### PROBLEM
In the entries below, find the lines with the word "Department" and copy them.

Data entries:
_ _ _ _ _ _ _
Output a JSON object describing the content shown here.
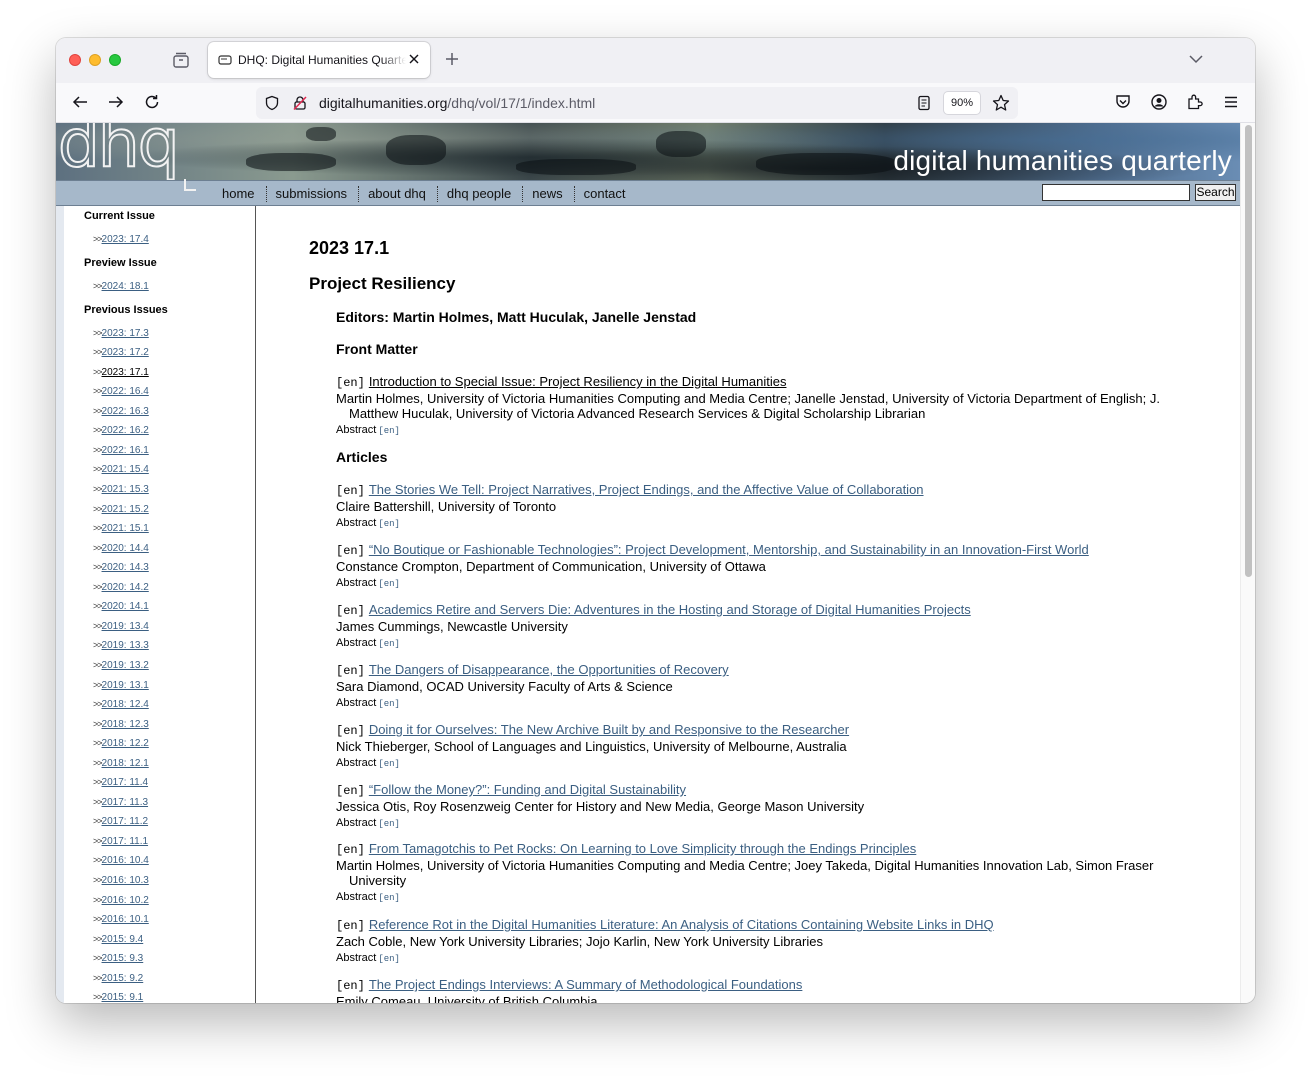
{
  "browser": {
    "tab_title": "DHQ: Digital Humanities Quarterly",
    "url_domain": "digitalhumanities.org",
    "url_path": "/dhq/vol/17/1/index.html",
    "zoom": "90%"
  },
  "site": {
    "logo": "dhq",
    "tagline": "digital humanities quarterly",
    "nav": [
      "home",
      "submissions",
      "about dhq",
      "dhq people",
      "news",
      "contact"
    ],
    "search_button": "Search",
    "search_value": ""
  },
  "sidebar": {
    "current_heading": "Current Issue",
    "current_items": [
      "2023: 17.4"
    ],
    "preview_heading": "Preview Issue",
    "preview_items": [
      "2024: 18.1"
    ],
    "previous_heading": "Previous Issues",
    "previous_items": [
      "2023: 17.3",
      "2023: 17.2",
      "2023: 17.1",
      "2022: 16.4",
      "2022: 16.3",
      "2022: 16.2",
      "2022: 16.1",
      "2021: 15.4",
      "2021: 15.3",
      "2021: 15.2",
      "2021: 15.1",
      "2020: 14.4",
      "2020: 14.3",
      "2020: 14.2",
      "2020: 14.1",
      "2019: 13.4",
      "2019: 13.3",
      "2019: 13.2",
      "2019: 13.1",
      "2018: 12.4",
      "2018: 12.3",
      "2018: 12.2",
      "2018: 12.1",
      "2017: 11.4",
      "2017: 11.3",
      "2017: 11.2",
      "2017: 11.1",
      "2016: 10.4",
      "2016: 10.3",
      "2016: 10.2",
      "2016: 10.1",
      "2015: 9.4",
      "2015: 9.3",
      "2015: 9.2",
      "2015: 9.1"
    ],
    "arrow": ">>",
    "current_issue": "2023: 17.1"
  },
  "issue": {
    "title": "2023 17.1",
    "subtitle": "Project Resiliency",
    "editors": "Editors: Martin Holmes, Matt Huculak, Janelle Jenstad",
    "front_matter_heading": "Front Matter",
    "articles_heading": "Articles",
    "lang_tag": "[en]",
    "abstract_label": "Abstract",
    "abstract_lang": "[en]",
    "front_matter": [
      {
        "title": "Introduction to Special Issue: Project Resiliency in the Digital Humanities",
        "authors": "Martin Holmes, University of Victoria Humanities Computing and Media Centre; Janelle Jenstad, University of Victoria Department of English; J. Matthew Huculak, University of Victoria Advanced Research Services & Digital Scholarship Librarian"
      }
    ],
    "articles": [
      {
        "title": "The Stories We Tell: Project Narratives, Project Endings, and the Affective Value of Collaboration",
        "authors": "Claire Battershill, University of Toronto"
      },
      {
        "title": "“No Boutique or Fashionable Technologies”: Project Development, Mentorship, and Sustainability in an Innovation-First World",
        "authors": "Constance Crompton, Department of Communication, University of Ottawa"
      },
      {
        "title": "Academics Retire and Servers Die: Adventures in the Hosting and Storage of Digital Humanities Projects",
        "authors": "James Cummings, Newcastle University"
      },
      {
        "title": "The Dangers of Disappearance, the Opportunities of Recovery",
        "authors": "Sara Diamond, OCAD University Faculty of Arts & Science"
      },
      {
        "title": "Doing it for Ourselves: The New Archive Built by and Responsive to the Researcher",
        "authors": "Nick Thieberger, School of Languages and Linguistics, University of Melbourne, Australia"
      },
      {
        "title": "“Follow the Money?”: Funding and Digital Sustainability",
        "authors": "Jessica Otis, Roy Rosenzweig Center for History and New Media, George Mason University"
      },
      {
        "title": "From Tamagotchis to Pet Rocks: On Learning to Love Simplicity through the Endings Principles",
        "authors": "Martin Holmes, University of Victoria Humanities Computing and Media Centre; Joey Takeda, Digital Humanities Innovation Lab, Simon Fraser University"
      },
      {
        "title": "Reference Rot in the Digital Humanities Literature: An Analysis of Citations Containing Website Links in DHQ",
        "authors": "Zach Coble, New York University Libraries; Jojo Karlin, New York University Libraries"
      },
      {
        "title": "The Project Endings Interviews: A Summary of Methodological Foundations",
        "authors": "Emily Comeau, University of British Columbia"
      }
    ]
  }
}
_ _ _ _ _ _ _
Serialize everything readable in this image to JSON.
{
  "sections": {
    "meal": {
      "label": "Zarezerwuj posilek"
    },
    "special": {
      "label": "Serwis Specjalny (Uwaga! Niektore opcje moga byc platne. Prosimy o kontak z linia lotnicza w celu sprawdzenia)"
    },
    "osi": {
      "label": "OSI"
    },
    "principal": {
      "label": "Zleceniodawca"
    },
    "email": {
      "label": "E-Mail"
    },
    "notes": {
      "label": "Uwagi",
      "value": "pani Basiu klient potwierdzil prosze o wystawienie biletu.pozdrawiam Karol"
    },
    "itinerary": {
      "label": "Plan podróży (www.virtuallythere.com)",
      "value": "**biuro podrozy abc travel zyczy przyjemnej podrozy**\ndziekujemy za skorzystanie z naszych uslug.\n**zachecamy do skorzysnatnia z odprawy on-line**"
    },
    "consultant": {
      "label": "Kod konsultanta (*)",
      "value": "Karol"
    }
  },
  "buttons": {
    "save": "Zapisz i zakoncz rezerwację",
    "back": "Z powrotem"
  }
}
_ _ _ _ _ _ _
### RESULT BELOW
        "authors": "Martin Holmes, University of Victoria Humanities Computing and Media Centre; Janelle Jenstad, University of Victoria Department of English; J. Matthew Huculak, University of Victoria Advanced Research Services & Digital Scholarship Librarian"
        "authors": "Constance Crompton, Department of Communication, University of Ottawa"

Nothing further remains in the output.